──────── Record set ────────

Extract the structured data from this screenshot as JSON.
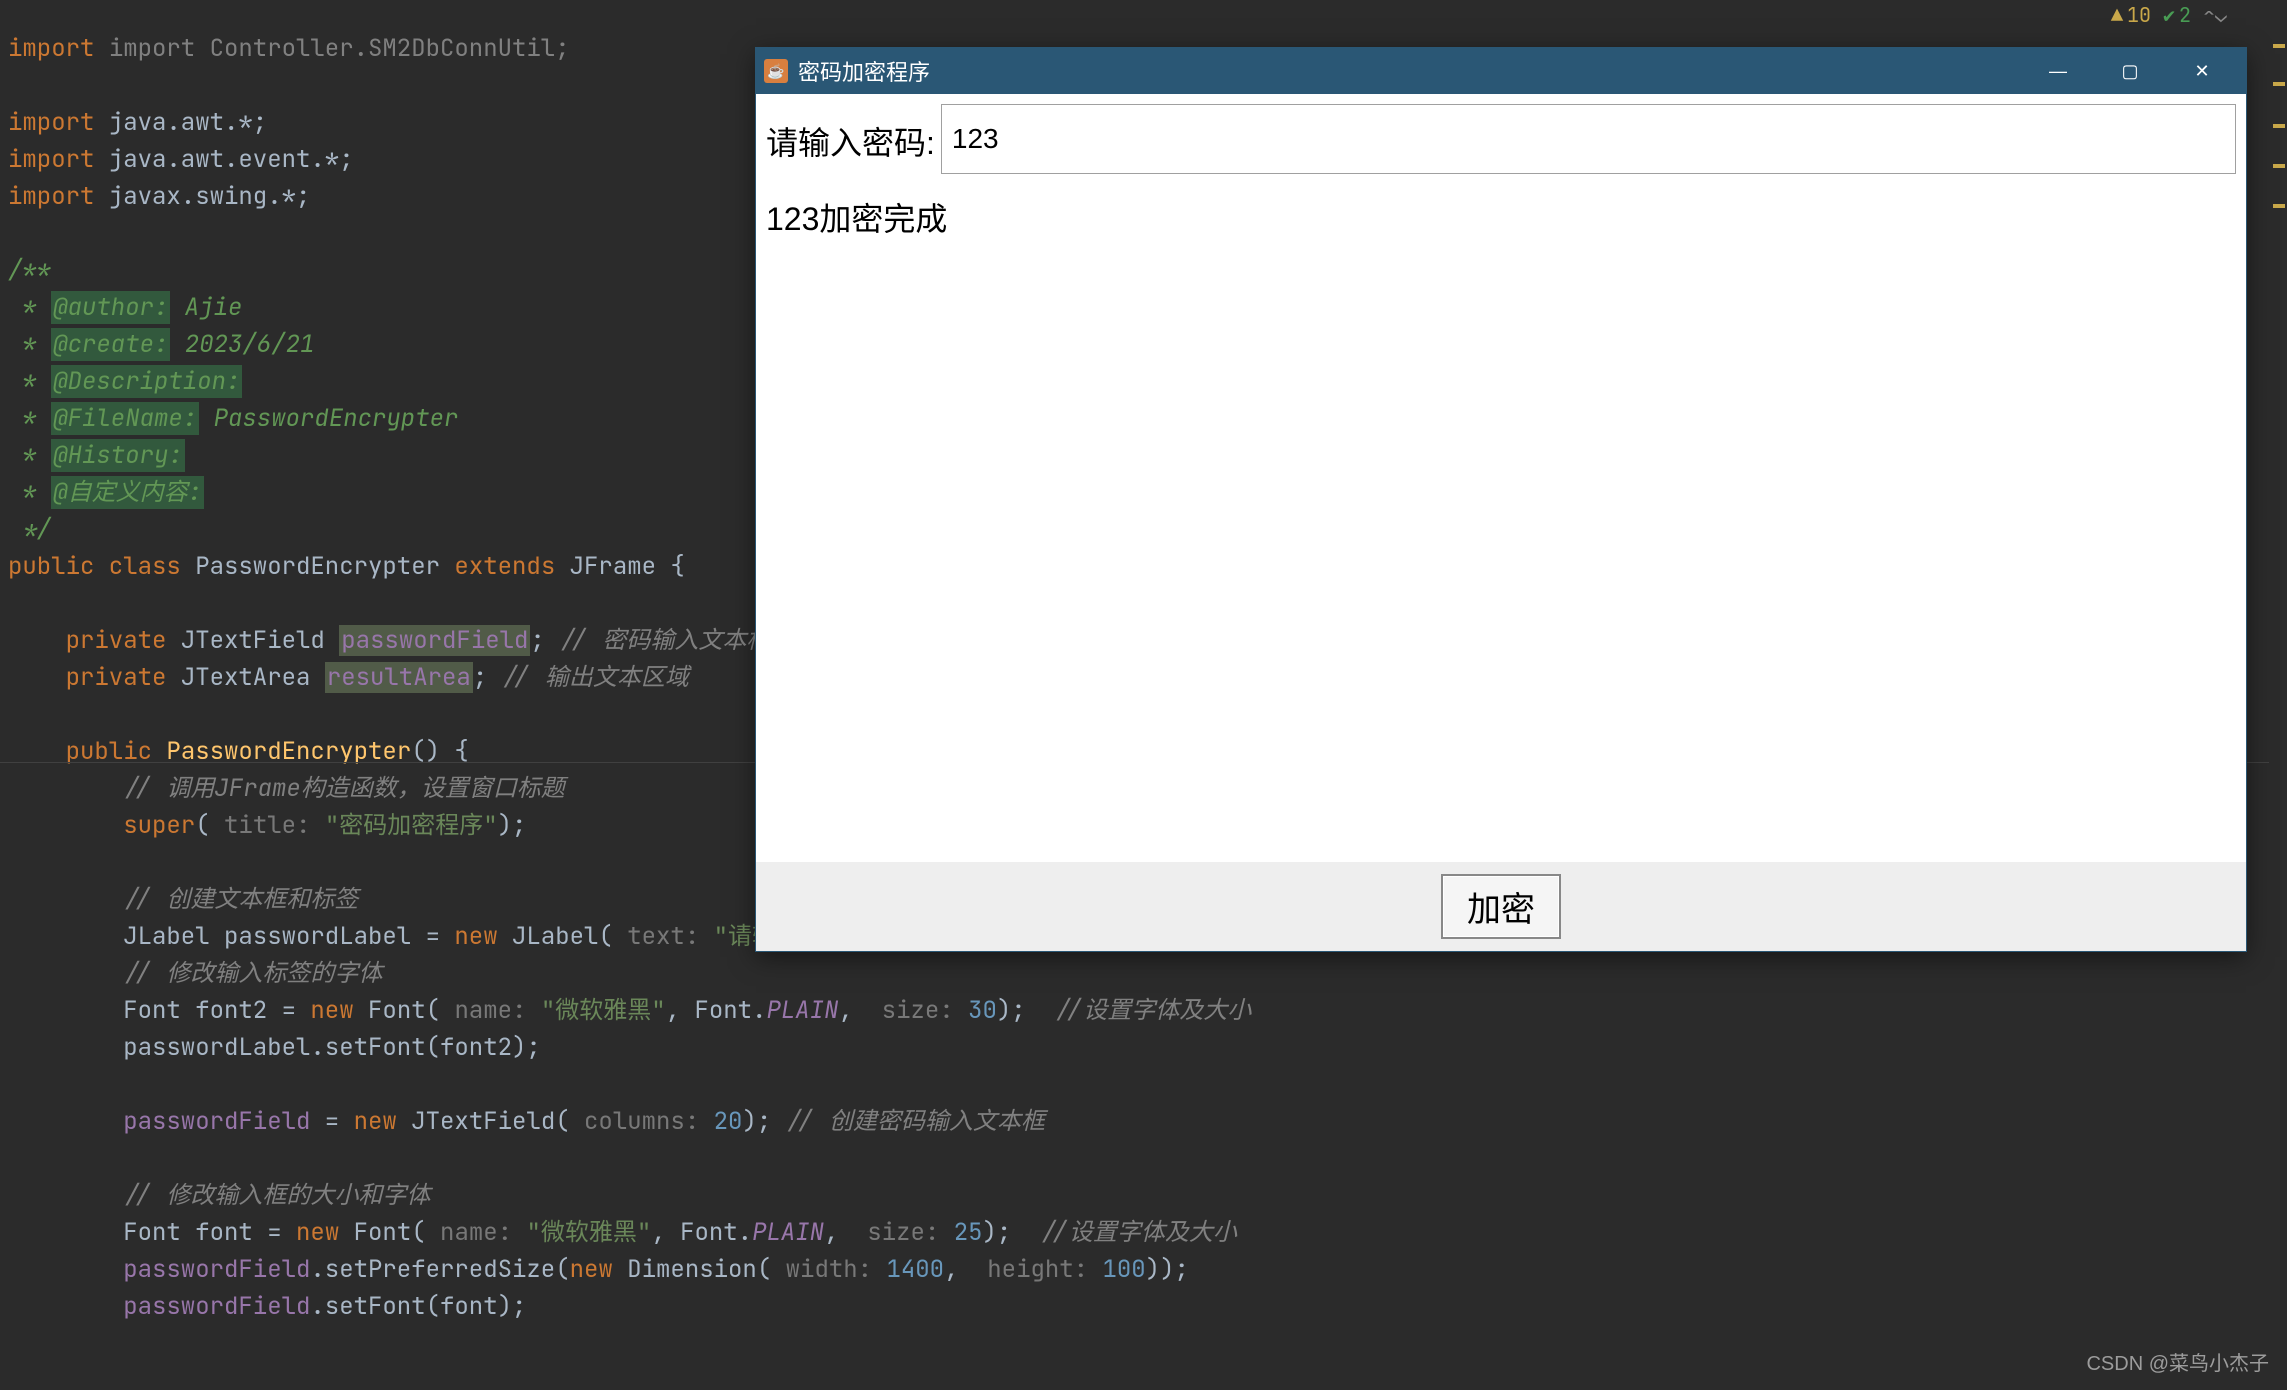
{
  "ide": {
    "warnings_count": "10",
    "checks_count": "2",
    "code": {
      "l1": "import Controller.SM2DbConnUtil;",
      "l3_kw": "import",
      "l3_rest": " java.awt.*;",
      "l4_kw": "import",
      "l4_rest": " java.awt.event.*;",
      "l5_kw": "import",
      "l5_rest": " javax.swing.*;",
      "doc_open": "/**",
      "doc_author_tag": "@author:",
      "doc_author_val": " Ajie",
      "doc_create_tag": "@create:",
      "doc_create_val": " 2023/6/21",
      "doc_desc_tag": "@Description:",
      "doc_file_tag": "@FileName:",
      "doc_file_val": " Password",
      "doc_file_val2": "Encrypter",
      "doc_hist_tag": "@History:",
      "doc_custom_tag": "@自定义内容:",
      "doc_close": " */",
      "cls_public": "public class ",
      "cls_name": "Password",
      "cls_name2": "Encrypter",
      "cls_ext": " extends ",
      "cls_frame": "JFrame",
      "cls_brace": " {",
      "f1_priv": "private ",
      "f1_type": "JTextField ",
      "f1_name": "passwordField",
      "f1_semi": ";",
      "f1_cmt": " // 密码输入文本框",
      "f2_priv": "private ",
      "f2_type": "JTextArea ",
      "f2_name": "resultArea",
      "f2_semi": ";",
      "f2_cmt": " // 输出文本区域",
      "ctor_public": "public ",
      "ctor_name": "PasswordEncrypter",
      "ctor_rest": "() {",
      "cmt1": "// 调用JFrame构造函数，设置窗口标题",
      "super_kw": "super",
      "super_open": "( ",
      "super_hint": "title: ",
      "super_str": "\"密码加密程序\"",
      "super_close": ");",
      "cmt2": "// 创建文本框和标签",
      "lbl_type": "JLabel passwordLabel = ",
      "lbl_new": "new ",
      "lbl_cls": "JLabel",
      "lbl_open": "( ",
      "lbl_hint": "text: ",
      "lbl_str": "\"请输入密码:\"",
      "lbl_close": ");",
      "cmt3": "// 修改输入标签的字体",
      "font2_decl": "Font font2 = ",
      "font2_new": "new ",
      "font2_cls": "Font",
      "font2_open": "( ",
      "font2_hint1": "name: ",
      "font2_str": "\"微软雅黑\"",
      "font2_mid": ", Font.",
      "font2_plain": "PLAIN",
      "font2_c": ",  ",
      "font2_hint2": "size: ",
      "font2_num": "30",
      "font2_close": ");  ",
      "font2_cmt": "//设置字体及大小",
      "setfont2": "passwordLabel.setFont(font2);",
      "pf_assign": "passwordField",
      "pf_eq": " = ",
      "pf_new": "new ",
      "pf_cls": "JTextField",
      "pf_open": "( ",
      "pf_hint": "columns: ",
      "pf_num": "20",
      "pf_close": "); ",
      "pf_cmt": "// 创建密码输入文本框",
      "cmt4": "// 修改输入框的大小和字体",
      "font_decl": "Font font = ",
      "font_new": "new ",
      "font_cls": "Font",
      "font_open": "( ",
      "font_hint1": "name: ",
      "font_str": "\"微软雅黑\"",
      "font_mid": ", Font.",
      "font_plain": "PLAIN",
      "font_c": ",  ",
      "font_hint2": "size: ",
      "font_num": "25",
      "font_close": ");  ",
      "font_cmt": "//设置字体及大小",
      "setsize_field": "passwordField",
      "setsize_call": ".setPreferredSize(",
      "setsize_new": "new ",
      "setsize_cls": "Dimension",
      "setsize_open": "( ",
      "setsize_hint1": "width: ",
      "setsize_n1": "1400",
      "setsize_c": ",  ",
      "setsize_hint2": "height: ",
      "setsize_n2": "100",
      "setsize_close": "));",
      "setfont_field": "passwordField",
      "setfont_call": ".setFont(font);"
    }
  },
  "swing": {
    "window_title": "密码加密程序",
    "password_label": "请输入密码:",
    "password_value": "123",
    "result_text": "123加密完成",
    "encrypt_button": "加密"
  },
  "watermark": "CSDN @菜鸟小杰子"
}
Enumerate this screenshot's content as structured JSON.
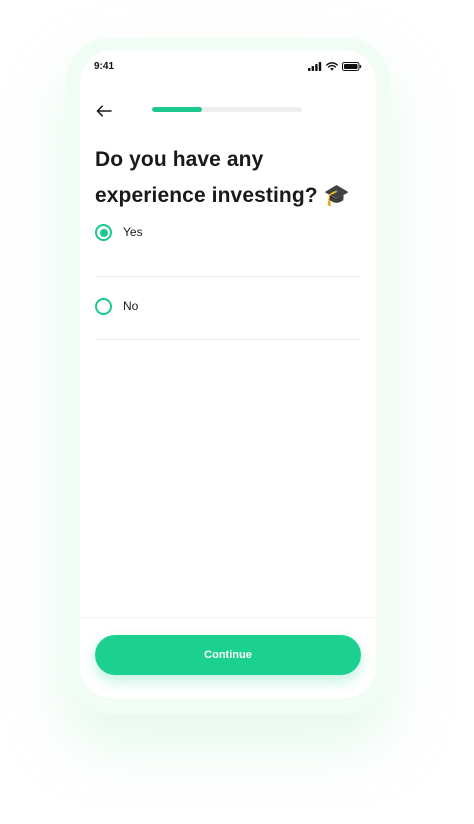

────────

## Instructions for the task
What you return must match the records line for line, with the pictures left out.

## Output for this task
Extract the structured data from this screenshot as JSON.
{
  "ide": {
    "warnings_count": "10",
    "checks_count": "2",
    "code": {
      "l1": "import Controller.SM2DbConnUtil;",
      "l3_kw": "import",
      "l3_rest": " java.awt.*;",
      "l4_kw": "import",
      "l4_rest": " java.awt.event.*;",
      "l5_kw": "import",
      "l5_rest": " javax.swing.*;",
      "doc_open": "/**",
      "doc_author_tag": "@author:",
      "doc_author_val": " Ajie",
      "doc_create_tag": "@create:",
      "doc_create_val": " 2023/6/21",
      "doc_desc_tag": "@Description:",
      "doc_file_tag": "@FileName:",
      "doc_file_val": " Password",
      "doc_file_val2": "Encrypter",
      "doc_hist_tag": "@History:",
      "doc_custom_tag": "@自定义内容:",
      "doc_close": " */",
      "cls_public": "public class ",
      "cls_name": "Password",
      "cls_name2": "Encrypter",
      "cls_ext": " extends ",
      "cls_frame": "JFrame",
      "cls_brace": " {",
      "f1_priv": "private ",
      "f1_type": "JTextField ",
      "f1_name": "passwordField",
      "f1_semi": ";",
      "f1_cmt": " // 密码输入文本框",
      "f2_priv": "private ",
      "f2_type": "JTextArea ",
      "f2_name": "resultArea",
      "f2_semi": ";",
      "f2_cmt": " // 输出文本区域",
      "ctor_public": "public ",
      "ctor_name": "PasswordEncrypter",
      "ctor_rest": "() {",
      "cmt1": "// 调用JFrame构造函数，设置窗口标题",
      "super_kw": "super",
      "super_open": "( ",
      "super_hint": "title: ",
      "super_str": "\"密码加密程序\"",
      "super_close": ");",
      "cmt2": "// 创建文本框和标签",
      "lbl_type": "JLabel passwordLabel = ",
      "lbl_new": "new ",
      "lbl_cls": "JLabel",
      "lbl_open": "( ",
      "lbl_hint": "text: ",
      "lbl_str": "\"请输入密码:\"",
      "lbl_close": ");",
      "cmt3": "// 修改输入标签的字体",
      "font2_decl": "Font font2 = ",
      "font2_new": "new ",
      "font2_cls": "Font",
      "font2_open": "( ",
      "font2_hint1": "name: ",
      "font2_str": "\"微软雅黑\"",
      "font2_mid": ", Font.",
      "font2_plain": "PLAIN",
      "font2_c": ",  ",
      "font2_hint2": "size: ",
      "font2_num": "30",
      "font2_close": ");  ",
      "font2_cmt": "//设置字体及大小",
      "setfont2": "passwordLabel.setFont(font2);",
      "pf_assign": "passwordField",
      "pf_eq": " = ",
      "pf_new": "new ",
      "pf_cls": "JTextField",
      "pf_open": "( ",
      "pf_hint": "columns: ",
      "pf_num": "20",
      "pf_close": "); ",
      "pf_cmt": "// 创建密码输入文本框",
      "cmt4": "// 修改输入框的大小和字体",
      "font_decl": "Font font = ",
      "font_new": "new ",
      "font_cls": "Font",
      "font_open": "( ",
      "font_hint1": "name: ",
      "font_str": "\"微软雅黑\"",
      "font_mid": ", Font.",
      "font_plain": "PLAIN",
      "font_c": ",  ",
      "font_hint2": "size: ",
      "font_num": "25",
      "font_close": ");  ",
      "font_cmt": "//设置字体及大小",
      "setsize_field": "passwordField",
      "setsize_call": ".setPreferredSize(",
      "setsize_new": "new ",
      "setsize_cls": "Dimension",
      "setsize_open": "( ",
      "setsize_hint1": "width: ",
      "setsize_n1": "1400",
      "setsize_c": ",  ",
      "setsize_hint2": "height: ",
      "setsize_n2": "100",
      "setsize_close": "));",
      "setfont_field": "passwordField",
      "setfont_call": ".setFont(font);"
    }
  },
  "swing": {
    "window_title": "密码加密程序",
    "password_label": "请输入密码:",
    "password_value": "123",
    "result_text": "123加密完成",
    "encrypt_button": "加密"
  },
  "watermark": "CSDN @菜鸟小杰子"
}
Enumerate this screenshot's content as structured JSON.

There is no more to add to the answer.